TASK DETAILS: Could you repeat every record exactly as it appears?

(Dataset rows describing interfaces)

((

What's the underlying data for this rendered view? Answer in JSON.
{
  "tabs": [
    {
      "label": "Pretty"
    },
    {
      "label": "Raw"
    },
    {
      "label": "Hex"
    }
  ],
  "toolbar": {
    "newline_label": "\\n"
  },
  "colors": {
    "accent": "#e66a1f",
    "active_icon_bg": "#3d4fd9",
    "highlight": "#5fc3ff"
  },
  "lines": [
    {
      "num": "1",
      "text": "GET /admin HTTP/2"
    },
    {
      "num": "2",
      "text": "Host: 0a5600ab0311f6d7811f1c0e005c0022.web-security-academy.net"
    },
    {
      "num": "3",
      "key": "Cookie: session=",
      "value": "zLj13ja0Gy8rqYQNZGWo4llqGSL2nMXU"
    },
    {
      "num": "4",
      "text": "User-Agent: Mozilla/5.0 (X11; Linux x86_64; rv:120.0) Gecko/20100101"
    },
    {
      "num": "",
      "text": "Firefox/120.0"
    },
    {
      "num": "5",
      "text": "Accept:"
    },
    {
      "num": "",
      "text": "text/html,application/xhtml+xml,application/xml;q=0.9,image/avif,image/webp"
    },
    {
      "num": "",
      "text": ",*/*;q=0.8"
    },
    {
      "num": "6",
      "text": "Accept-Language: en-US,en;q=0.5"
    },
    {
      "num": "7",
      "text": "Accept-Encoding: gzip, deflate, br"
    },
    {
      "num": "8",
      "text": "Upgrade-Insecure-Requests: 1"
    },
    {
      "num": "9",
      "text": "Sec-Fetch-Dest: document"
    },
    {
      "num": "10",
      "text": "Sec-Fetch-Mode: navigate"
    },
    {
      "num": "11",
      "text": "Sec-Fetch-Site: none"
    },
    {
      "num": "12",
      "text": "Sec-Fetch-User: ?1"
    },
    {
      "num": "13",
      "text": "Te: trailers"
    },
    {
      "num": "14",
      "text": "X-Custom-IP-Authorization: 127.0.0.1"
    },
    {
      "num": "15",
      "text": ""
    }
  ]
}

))

RESPONSE TO THIS TASK:
What's the underlying data for this rendered view? Answer in JSON.
{
  "tabs": [
    {
      "label": "Pretty"
    },
    {
      "label": "Raw"
    },
    {
      "label": "Hex"
    }
  ],
  "toolbar": {
    "newline_label": "\\n"
  },
  "colors": {
    "accent": "#e66a1f",
    "active_icon_bg": "#3d4fd9",
    "highlight": "#5fc3ff"
  },
  "lines": [
    {
      "num": "1",
      "text": "GET /admin HTTP/2"
    },
    {
      "num": "2",
      "text": "Host: 0a5600ab0311f6d7811f1c0e005c0022.web-security-academy.net"
    },
    {
      "num": "3",
      "key": "Cookie: session=",
      "value": "zLj13ja0Gy8rqYQNZGWo4llqGSL2nMXU"
    },
    {
      "num": "4",
      "text": "User-Agent: Mozilla/5.0 (X11; Linux x86_64; rv:120.0) Gecko/20100101"
    },
    {
      "num": "",
      "text": "Firefox/120.0"
    },
    {
      "num": "5",
      "text": "Accept:"
    },
    {
      "num": "",
      "text": "text/html,application/xhtml+xml,application/xml;q=0.9,image/avif,image/webp"
    },
    {
      "num": "",
      "text": ",*/*;q=0.8"
    },
    {
      "num": "6",
      "text": "Accept-Language: en-US,en;q=0.5"
    },
    {
      "num": "7",
      "text": "Accept-Encoding: gzip, deflate, br"
    },
    {
      "num": "8",
      "text": "Upgrade-Insecure-Requests: 1"
    },
    {
      "num": "9",
      "text": "Sec-Fetch-Dest: document"
    },
    {
      "num": "10",
      "text": "Sec-Fetch-Mode: navigate"
    },
    {
      "num": "11",
      "text": "Sec-Fetch-Site: none"
    },
    {
      "num": "12",
      "text": "Sec-Fetch-User: ?1"
    },
    {
      "num": "13",
      "text": "Te: trailers"
    },
    {
      "num": "14",
      "text": "X-Custom-IP-Authorization: 127.0.0.1"
    },
    {
      "num": "15",
      "text": ""
    }
  ]
}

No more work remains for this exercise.